June 01, 2010
In 1999, Astronomers focusing on a star at the center of the Milky Way, measured precisely how long it takes the sun to complete one orbit (a galactic year) of our home galaxy: 226 million years.
The last time the sun was at that exact spot of its galactic orbit, dinosaurs ruled the world. The Solar System is thought to have completed about 20–25 orbits during its lifetime or 0.0008 orbit since the origin of humans.
Using a radio telescope system that measures celestial distances 500 times more accurately than the Hubble Space Telescope, astronomers plotted the motion of the Milky Way and found that the sun and its family of planets were orbiting the galaxy at about 135 miles per second. That means it takes the solar system about 226 million years to orbit the Milky Way and puts the most precise value ever determined on one of the fundamental motions of the Earth and its sun.
The sun circles the Milky Way at a speed of about 486,000 miles per hour. And every object in the universe is moving apart from the other objects as the universe expands at a constantly accelerating rate.
The sun is one of about 100 billion stars in the Milky Way, one of billions of ordinary galaxies in the universe. The Milky Way is a spiral galaxy, with curving arms of stars pinwheeling out from a center.The solar system is about halfway out on one of these arms and is about 26,000 light years from the center. A light year is about 6 trillion miles.
For their solar system measurement, the astronomers focused on Sagittarius A, a star discovered over two decades ago to mark the Milky Way's center. Over a 10-day period, they measured the apparent shift in position of the star against the background of stars far beyond. The apparent motion of Sagittarius A is very, very small, just one-600,000th of what could be detected with the human eye, the astronomers said.
The measurement adds supports to the idea that the Milky Way's center contains a supermassive black hole- an object, much smaller than our own solar system, contains a black hole about 2.6 million times more massive than the sun.
Earlier this year, a team of researchers at the University of Kansas came up with an out-of-this-world explanation for the phenomenon of mass extinctions on Earth that hinges upon the fact that stars move through space and sometimes rush headlong through galaxies, or approach closely enough to cause a brief cosmic tryst.
Researchers at the University of California, Berkeley found that marine fossil records show that biodiversity increases and decreases based on a 62-million-year cycle. At least two of the Earth's great mass extinctions-the Permian extinction 250 million years ago and the Ordovician extinction about 450 million years ago-correspond with peaks of this cycle, which can't be explained by evolutionary theory.
Our own star moves toward and away from the Milky Way's center, and also up and down through the galactic plane. One complete up-and-down cycle takes 64 million years- suspiciously close to the Earth's biodiversity cycle.

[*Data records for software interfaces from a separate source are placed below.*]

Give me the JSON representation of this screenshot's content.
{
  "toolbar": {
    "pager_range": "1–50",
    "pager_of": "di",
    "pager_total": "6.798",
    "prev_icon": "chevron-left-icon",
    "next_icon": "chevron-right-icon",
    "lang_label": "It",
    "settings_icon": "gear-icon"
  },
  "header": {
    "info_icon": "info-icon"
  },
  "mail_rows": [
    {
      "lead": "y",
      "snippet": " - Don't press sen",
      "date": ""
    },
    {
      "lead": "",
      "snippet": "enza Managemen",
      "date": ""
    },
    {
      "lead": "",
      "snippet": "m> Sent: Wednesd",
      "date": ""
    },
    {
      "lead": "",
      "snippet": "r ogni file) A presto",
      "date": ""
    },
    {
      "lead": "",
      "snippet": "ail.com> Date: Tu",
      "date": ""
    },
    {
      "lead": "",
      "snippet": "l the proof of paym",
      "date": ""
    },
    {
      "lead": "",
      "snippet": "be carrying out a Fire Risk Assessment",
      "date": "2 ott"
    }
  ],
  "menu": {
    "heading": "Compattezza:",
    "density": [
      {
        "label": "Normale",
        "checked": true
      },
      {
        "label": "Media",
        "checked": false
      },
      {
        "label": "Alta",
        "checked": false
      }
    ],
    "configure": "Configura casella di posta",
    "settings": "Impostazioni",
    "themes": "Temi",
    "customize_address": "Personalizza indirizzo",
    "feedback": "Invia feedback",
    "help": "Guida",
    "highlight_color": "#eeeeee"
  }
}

Once the researchers independently confirmed the biodiversity cycle, they then proposed a novel mechanism whereby which the Sun's galactic travels is causing it.
It’s no secret that the Milky Way is being gravitationally pulled toward a massive cluster of galaxies, called the Virgo Cluster, which is located about 50 million light years away. Adrian Melott and his colleague Mikhail Medvedev, speculate that as the Milky Way rushes towards the Virgo Cluster, it generates a so-called bow shock in front of it that is similar to the shock wave created by a supersonic jet.
"Our solar system has a shock wave around it, and it produces a good quantity of the cosmic rays that hit the Earth. Why shouldn't the galaxy have a shock wave, too?" Melott asks.
The galactic bow shock is only present on the north side of the Milky Way's galactic plane, because that is the side facing the Virgo Cluster as it moves through space, and it would cause superheated gas and cosmic rays to stream behind it, the researchers say. Normally, our galaxy's magnetic field shields our solar system from this "galactic wind." But every 64 million years, the solar system's cyclical travels take it above the galactic plane.
"When we emerge out of the disk, we have less protection, so we become exposed to many more cosmic rays," Melott has said.
The boost in cosmic-ray exposure may have a direct effect on Earth's organisms, according to paleontologist Bruce Lieberman. The radiation would lead to higher rates of genetic mutations in organisms or interfere with their ability to repair DNA damage. In this way, the process could lead to new species while killing off others.
Cosmic rays are also associated with increased cloud cover, which could cool the planet by blocking out more of the Sun's rays. They also interact with molecules in the atmosphere to create nitrogen oxide, a gas that eats away at our planet's ozone layer, which protects us from the Sun's harmful ultraviolet rays.
Richard Muller, one of the UC Berkeley physicists who co-discovered the cycle, said Melott and his colleagues have come up with a plausible galactic explanation for the biodiversity cycle.
If future studies confirm the galaxy-biodiversity link, it would force scientists to broaden their ideas about what can influence life on Earth. "Maybe it's not just the climate and the tectonic events on Earth," Lieberman said. "Maybe we have to start thinking more about the extraterrestrial environment as well."